The editorial categories are research topics that have guided researchers during the recovery phase and continue to be the impetus behind the Documents Project’s digital archive and the Critical Documents book series. Developed by the project’s Editorial Board, each of the teams analyzed this framework and adapted it to their local contexts in developing their research objectives and work plans during the Recovery Phase. Learn more on the Editorial Framework page.
Written at a time when the United States’ English-only movement was expanding, this article examines the construct of Latino identity in its social, political and aesthetic dimensions, through the struggle over language.

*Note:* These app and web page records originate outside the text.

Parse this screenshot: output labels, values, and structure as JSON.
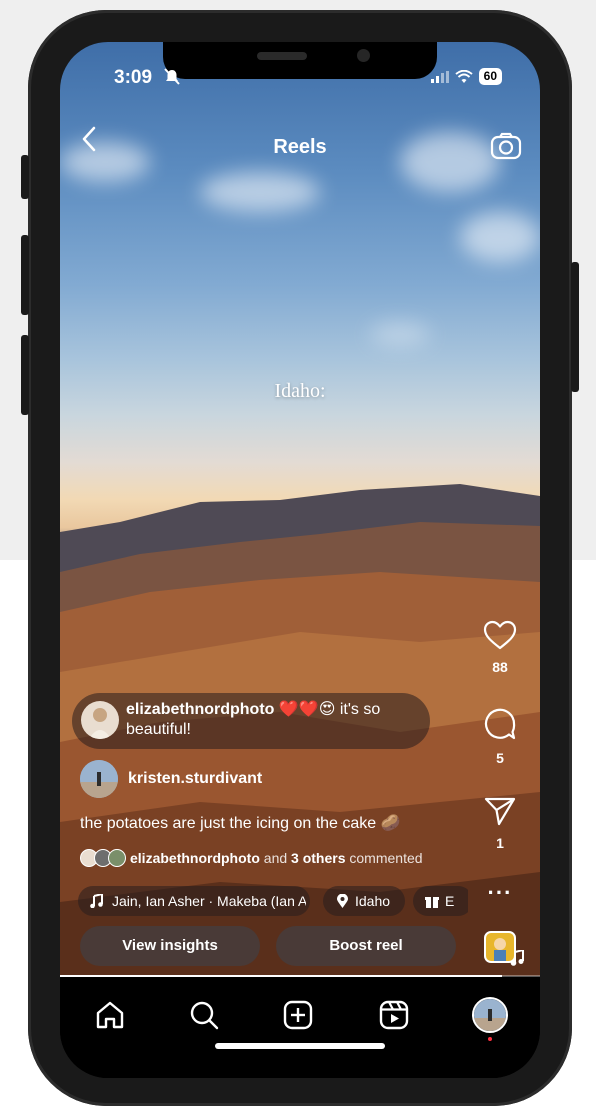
{
  "status": {
    "time": "3:09",
    "battery": "60"
  },
  "header": {
    "title": "Reels"
  },
  "video": {
    "overlay_text": "Idaho:"
  },
  "rail": {
    "likes": "88",
    "comments": "5",
    "shares": "1",
    "more": "···"
  },
  "comment": {
    "user": "elizabethnordphoto",
    "emojis": "❤️❤️😍",
    "text": "it's so beautiful!"
  },
  "author": {
    "name": "kristen.sturdivant"
  },
  "caption": {
    "text": "the potatoes are just the icing on the cake 🥔"
  },
  "commented": {
    "user": "elizabethnordphoto",
    "and": "and",
    "others": "3 others",
    "suffix": "commented"
  },
  "chips": {
    "audio": "Jain, Ian Asher · Makeba (Ian Asher Remix)",
    "location": "Idaho",
    "gift": "E"
  },
  "buttons": {
    "insights": "View insights",
    "boost": "Boost reel"
  },
  "progress": 0.92,
  "icons": {
    "back": "chevron-left-icon",
    "camera": "camera-icon",
    "heart": "heart-icon",
    "comment": "comment-icon",
    "share": "send-icon",
    "home": "home-icon",
    "search": "search-icon",
    "create": "plus-square-icon",
    "reels": "reels-icon"
  }
}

The authors discuss different ways in which Latinos in music, literature, performance, and everyday discourse use language (e.g., interlingual puns, code switching, and other linguistic practices) in a way that is inventive, aesthetic, and politicized in order to negotiate their “border identity” in an Anglo society that praises monoculture, to affirm self-worth in the public sphere as well as to participate in the construction of a new multicultural America.
This essay addresses the different strategies used by U.S. Latinos to resist assimilation into Anglo culture and assert their “border identity.” The authors discuss not only the creative practices of Latinos and their relationship to language, but also how the marketing sector has appropriated the linguistic practices of Latinos to address that population as a consumer market.